(Interface dataset entries)
++++++++++++++++++++

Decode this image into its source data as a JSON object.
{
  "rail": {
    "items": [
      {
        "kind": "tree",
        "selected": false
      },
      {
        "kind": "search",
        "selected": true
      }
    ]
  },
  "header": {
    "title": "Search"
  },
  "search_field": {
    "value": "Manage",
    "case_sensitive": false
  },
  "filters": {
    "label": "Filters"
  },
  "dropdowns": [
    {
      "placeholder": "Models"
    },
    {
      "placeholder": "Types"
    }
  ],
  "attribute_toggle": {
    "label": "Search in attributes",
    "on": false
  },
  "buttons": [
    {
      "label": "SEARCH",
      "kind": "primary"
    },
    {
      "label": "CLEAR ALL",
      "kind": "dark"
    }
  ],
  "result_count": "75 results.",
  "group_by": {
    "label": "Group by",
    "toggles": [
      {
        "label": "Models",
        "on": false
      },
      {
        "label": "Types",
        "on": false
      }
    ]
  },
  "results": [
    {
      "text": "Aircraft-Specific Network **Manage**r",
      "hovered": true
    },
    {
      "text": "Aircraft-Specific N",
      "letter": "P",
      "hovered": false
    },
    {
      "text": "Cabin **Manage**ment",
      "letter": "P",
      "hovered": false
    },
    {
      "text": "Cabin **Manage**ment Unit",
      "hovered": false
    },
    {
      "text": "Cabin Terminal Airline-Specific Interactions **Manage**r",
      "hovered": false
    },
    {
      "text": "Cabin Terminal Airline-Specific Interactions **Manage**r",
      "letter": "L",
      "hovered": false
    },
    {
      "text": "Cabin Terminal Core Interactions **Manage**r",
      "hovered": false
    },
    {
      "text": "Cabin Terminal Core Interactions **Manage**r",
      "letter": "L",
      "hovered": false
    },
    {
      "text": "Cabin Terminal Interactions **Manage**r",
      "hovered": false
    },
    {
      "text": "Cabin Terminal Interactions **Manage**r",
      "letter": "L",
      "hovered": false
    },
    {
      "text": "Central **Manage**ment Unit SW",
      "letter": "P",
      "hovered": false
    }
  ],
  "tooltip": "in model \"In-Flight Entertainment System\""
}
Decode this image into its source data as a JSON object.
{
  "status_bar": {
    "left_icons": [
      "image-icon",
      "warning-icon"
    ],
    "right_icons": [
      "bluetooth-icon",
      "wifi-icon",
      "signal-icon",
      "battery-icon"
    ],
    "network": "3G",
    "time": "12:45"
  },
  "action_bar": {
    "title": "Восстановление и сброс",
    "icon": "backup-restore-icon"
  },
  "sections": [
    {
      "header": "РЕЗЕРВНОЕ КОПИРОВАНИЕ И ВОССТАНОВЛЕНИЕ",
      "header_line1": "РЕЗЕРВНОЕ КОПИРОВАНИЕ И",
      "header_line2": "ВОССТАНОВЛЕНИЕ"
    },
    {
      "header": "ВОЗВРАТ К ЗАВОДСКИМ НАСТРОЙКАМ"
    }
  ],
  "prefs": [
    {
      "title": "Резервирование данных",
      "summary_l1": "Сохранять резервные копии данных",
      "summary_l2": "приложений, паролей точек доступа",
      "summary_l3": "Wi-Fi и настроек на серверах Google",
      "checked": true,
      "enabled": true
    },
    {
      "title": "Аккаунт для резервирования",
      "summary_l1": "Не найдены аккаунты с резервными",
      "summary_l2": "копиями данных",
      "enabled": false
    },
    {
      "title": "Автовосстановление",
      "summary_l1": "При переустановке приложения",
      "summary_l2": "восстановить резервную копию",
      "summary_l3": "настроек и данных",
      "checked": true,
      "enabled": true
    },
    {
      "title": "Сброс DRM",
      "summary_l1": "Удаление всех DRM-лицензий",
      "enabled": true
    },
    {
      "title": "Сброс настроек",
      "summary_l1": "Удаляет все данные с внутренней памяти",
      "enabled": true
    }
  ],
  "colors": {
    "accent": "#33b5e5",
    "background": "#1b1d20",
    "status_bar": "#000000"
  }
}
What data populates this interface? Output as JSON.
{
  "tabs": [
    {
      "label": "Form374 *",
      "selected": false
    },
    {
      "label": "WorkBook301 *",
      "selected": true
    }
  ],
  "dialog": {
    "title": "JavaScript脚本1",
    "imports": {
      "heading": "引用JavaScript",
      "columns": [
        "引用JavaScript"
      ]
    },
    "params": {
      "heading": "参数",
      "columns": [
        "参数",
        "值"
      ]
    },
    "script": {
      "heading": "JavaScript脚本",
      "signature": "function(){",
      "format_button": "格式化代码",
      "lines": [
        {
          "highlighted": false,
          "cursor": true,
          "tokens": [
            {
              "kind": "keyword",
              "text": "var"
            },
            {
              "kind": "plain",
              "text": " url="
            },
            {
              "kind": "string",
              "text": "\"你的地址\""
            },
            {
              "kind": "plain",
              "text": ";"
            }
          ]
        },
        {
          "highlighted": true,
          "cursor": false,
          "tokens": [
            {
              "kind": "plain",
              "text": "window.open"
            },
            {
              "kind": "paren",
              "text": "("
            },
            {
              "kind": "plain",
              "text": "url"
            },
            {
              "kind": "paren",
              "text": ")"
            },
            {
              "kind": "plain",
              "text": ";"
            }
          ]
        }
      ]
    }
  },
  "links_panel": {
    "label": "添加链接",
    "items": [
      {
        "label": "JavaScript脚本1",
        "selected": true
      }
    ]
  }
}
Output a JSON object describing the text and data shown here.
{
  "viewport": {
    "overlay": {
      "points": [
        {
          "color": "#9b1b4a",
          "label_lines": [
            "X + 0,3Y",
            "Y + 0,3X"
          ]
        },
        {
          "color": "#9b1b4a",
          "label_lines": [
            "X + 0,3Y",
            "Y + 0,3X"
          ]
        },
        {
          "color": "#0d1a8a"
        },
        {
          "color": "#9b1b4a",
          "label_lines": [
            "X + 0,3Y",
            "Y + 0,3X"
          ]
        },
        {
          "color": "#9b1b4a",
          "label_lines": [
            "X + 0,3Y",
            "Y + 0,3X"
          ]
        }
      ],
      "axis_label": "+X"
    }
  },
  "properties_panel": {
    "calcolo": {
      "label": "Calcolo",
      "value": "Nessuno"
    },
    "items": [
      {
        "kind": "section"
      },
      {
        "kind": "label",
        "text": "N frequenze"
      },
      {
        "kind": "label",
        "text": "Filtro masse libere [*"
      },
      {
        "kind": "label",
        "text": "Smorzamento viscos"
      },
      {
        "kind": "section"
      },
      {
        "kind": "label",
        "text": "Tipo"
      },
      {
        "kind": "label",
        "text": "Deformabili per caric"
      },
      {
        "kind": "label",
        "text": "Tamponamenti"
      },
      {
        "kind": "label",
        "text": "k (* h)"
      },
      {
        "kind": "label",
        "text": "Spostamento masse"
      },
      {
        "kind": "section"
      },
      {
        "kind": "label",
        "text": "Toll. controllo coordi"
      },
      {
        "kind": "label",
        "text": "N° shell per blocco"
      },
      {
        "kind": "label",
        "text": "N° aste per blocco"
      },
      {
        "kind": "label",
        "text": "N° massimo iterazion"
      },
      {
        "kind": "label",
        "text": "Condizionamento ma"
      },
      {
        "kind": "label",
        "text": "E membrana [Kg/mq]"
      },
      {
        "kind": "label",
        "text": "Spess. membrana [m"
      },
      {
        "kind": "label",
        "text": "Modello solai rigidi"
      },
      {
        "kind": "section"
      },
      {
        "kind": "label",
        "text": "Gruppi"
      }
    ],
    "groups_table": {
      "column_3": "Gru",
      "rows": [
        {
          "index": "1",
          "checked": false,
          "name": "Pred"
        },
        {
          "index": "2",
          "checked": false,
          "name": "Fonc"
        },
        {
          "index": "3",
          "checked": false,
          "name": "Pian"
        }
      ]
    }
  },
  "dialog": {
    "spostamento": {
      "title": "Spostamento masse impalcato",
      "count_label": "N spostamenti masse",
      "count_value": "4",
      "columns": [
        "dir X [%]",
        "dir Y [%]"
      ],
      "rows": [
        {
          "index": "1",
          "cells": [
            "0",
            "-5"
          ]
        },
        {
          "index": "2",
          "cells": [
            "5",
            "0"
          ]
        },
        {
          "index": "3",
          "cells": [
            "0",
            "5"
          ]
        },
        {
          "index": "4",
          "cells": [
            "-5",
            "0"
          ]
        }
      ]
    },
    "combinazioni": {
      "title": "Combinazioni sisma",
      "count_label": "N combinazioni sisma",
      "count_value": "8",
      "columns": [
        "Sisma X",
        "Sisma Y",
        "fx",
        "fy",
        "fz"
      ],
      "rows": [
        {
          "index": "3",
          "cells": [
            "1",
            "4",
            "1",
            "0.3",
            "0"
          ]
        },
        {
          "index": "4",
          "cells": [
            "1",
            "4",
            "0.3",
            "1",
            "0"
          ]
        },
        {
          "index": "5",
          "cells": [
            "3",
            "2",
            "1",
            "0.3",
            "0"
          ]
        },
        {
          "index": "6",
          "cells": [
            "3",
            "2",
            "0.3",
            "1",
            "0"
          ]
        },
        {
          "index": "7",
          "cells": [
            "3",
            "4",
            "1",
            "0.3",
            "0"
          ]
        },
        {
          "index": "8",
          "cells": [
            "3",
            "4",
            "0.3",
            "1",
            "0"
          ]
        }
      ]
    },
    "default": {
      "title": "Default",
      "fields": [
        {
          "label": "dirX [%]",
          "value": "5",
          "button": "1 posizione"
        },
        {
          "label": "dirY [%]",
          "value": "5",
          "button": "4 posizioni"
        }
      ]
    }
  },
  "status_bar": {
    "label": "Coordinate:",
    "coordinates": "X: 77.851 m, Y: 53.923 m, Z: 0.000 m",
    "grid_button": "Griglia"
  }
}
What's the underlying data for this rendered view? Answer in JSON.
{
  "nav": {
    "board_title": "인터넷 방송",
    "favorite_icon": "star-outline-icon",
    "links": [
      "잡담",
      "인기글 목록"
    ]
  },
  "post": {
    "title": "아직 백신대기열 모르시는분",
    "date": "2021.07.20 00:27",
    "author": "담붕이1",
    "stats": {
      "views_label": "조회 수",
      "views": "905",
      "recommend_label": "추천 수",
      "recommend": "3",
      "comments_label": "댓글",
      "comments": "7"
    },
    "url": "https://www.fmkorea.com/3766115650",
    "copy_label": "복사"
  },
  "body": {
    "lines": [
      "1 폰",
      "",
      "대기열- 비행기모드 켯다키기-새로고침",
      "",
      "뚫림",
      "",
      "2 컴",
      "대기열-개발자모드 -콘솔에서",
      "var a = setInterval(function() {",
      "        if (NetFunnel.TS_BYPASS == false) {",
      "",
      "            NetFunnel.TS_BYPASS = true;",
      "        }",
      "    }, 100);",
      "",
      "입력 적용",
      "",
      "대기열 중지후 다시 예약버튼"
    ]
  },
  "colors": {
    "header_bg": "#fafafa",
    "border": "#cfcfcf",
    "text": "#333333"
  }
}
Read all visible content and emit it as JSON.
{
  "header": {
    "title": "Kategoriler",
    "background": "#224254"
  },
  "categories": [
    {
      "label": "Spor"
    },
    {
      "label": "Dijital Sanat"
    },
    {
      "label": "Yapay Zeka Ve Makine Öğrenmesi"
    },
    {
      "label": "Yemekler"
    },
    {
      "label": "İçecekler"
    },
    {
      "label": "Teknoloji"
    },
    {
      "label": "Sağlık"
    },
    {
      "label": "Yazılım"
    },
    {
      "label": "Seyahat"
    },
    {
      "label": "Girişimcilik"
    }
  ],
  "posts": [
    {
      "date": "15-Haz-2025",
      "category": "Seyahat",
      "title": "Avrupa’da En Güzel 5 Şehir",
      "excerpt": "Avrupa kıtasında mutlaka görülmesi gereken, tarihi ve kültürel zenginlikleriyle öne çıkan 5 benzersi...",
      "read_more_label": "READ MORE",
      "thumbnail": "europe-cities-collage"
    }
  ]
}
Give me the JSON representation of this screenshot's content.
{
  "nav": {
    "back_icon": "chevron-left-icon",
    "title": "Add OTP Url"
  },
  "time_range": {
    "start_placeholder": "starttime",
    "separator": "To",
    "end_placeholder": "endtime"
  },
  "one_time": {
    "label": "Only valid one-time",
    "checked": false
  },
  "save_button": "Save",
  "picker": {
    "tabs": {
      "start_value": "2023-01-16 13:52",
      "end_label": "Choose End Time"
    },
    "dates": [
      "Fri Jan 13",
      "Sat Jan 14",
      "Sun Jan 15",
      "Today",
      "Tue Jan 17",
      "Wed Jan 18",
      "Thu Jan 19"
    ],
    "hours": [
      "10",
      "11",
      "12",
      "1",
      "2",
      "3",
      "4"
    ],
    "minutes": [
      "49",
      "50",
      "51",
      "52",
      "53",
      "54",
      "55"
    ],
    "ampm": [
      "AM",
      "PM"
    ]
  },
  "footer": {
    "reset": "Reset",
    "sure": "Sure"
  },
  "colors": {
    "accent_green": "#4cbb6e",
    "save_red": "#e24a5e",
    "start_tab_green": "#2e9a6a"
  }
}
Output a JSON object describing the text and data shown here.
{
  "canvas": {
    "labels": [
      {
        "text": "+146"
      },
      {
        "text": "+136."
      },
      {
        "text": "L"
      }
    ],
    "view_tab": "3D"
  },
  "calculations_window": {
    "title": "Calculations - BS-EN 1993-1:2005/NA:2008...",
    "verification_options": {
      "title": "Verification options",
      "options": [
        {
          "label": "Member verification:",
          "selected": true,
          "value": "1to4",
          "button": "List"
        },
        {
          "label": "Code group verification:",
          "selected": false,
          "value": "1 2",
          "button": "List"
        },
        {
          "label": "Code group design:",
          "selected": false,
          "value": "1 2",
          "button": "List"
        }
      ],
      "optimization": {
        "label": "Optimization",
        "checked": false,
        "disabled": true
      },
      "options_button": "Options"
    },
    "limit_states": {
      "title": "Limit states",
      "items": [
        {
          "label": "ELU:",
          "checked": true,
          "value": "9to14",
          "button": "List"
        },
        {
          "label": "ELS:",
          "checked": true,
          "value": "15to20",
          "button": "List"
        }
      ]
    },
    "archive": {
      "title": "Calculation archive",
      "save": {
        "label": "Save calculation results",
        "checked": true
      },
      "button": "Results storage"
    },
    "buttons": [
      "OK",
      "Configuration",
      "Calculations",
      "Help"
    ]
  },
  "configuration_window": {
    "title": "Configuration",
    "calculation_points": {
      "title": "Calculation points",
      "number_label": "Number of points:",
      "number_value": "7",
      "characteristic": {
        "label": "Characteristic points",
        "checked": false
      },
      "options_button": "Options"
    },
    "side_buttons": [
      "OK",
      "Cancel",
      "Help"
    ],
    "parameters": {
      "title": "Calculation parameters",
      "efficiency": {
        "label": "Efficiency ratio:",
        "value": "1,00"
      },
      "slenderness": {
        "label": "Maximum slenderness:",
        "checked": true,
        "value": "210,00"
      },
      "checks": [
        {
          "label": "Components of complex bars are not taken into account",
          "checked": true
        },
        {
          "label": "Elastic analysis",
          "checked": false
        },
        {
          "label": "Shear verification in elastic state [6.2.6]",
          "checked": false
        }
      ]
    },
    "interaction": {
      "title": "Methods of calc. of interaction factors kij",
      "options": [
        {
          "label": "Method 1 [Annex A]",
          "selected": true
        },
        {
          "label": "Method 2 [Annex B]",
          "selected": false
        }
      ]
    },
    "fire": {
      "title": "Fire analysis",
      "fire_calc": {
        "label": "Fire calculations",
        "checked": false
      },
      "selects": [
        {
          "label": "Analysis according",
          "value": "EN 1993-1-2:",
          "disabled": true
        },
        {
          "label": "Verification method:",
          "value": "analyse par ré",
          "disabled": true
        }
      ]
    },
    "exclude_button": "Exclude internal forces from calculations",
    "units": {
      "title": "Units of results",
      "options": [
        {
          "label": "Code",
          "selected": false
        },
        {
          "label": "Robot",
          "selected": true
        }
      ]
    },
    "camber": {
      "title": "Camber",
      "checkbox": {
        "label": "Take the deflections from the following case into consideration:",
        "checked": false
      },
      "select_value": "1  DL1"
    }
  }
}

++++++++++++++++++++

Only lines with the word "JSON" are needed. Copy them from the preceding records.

**Worked solution**.
Decode this image into its source data as a JSON object.
Decode this image into its source data as a JSON object.
What data populates this interface? Output as JSON.
Output a JSON object describing the text and data shown here.
What's the underlying data for this rendered view? Answer in JSON.
Read all visible content and emit it as JSON.
Give me the JSON representation of this screenshot's content.
Output a JSON object describing the text and data shown here.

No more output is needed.